> _What is needed_:
The word to look for is "price". Report every line of the entries below that has it.

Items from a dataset

━━━━━━━━━━━━━━━━━━━━━━━━━━━━━━

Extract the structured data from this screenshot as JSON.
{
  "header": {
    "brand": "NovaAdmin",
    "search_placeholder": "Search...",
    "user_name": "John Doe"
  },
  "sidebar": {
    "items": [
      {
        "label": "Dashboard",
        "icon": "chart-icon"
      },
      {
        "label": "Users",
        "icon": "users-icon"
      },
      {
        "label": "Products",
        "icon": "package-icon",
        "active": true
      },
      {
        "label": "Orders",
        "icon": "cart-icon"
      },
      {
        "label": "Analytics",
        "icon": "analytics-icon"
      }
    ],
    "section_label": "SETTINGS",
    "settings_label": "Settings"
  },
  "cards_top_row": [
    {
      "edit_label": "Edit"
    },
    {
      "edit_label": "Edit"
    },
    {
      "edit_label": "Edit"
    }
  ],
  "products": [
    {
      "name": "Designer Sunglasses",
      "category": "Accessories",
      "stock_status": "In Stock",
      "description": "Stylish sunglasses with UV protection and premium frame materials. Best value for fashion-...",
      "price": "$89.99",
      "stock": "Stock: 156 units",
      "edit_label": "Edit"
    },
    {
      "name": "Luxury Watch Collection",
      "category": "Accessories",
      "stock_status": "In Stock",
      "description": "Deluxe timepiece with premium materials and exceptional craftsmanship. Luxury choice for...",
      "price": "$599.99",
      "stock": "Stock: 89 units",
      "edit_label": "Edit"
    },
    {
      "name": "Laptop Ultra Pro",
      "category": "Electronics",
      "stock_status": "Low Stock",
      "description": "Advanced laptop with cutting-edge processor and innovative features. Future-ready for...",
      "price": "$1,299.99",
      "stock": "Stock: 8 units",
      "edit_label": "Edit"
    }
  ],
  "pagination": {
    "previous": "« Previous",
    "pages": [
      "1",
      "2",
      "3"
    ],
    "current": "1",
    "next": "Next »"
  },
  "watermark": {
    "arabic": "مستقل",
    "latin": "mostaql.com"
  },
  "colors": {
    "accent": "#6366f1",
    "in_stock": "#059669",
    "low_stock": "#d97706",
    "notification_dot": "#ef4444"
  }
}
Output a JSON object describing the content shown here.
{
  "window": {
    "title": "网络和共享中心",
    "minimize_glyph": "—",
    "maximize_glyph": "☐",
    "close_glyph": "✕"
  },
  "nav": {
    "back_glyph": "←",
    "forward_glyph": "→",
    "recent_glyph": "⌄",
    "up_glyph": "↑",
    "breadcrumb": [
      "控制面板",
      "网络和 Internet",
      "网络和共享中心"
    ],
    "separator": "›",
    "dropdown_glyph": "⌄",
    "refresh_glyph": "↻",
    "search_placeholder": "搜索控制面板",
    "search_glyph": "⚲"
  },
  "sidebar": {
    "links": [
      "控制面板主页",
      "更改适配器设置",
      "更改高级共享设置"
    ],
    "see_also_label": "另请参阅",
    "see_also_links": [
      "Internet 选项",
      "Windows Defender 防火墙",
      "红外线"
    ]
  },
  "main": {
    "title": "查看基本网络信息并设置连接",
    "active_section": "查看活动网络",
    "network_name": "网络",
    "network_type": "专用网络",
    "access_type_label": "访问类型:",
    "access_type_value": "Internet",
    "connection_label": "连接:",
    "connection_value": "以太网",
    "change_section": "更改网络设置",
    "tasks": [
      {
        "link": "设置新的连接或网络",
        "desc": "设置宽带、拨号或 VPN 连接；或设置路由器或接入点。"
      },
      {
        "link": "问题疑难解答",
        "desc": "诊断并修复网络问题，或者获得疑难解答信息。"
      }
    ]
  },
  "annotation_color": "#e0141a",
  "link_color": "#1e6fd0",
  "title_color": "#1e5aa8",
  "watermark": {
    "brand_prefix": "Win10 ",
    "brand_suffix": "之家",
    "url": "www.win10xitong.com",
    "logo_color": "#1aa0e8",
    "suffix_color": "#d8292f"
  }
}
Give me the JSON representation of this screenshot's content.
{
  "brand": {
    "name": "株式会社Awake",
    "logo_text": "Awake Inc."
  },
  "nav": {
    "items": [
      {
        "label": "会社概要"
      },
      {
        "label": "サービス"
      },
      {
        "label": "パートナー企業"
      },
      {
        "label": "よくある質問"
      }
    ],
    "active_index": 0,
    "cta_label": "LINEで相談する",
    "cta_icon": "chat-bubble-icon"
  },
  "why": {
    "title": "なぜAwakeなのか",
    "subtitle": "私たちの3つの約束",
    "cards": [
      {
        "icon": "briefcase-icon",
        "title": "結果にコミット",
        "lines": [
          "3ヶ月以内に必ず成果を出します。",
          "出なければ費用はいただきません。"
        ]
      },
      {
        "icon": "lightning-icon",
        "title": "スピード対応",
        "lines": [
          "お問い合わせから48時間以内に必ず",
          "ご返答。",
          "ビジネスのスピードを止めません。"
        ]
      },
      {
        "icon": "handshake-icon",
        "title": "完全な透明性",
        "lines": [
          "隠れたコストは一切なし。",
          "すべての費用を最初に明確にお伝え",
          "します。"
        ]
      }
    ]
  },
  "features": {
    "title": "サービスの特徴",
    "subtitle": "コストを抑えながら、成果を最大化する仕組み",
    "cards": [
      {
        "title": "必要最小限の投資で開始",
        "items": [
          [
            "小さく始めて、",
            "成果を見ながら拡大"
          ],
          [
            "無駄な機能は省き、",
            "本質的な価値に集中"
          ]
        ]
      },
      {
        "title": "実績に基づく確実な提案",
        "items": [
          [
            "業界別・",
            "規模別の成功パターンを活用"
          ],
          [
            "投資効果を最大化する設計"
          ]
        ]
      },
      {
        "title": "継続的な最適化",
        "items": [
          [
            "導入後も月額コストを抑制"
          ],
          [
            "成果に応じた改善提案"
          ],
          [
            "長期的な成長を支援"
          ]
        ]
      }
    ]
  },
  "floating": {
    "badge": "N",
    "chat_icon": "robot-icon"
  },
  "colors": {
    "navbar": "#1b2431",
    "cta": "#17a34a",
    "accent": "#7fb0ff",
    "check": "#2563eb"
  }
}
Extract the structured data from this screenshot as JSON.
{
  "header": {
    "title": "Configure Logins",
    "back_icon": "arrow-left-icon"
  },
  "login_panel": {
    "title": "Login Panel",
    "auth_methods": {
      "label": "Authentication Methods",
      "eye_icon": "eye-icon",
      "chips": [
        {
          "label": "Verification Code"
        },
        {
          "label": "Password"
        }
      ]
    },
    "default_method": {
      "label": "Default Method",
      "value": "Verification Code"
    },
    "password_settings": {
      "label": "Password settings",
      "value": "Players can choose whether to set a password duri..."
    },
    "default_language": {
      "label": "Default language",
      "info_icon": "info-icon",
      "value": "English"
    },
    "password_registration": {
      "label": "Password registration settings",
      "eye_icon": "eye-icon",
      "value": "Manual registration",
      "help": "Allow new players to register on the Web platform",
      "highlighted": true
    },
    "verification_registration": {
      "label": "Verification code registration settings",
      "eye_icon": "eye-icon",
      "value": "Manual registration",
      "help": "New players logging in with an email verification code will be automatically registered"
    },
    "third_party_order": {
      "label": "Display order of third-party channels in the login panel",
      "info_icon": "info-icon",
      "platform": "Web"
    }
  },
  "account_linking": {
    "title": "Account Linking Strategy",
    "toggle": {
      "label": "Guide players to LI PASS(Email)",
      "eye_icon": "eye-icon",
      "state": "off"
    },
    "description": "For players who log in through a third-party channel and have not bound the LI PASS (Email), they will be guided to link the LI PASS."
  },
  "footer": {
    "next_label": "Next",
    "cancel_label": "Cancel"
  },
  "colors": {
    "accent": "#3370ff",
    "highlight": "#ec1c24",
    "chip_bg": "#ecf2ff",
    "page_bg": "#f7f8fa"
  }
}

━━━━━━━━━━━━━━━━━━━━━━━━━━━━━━

> _Solution to this task_:
      "price": "$89.99",
      "price": "$599.99",
      "price": "$1,299.99",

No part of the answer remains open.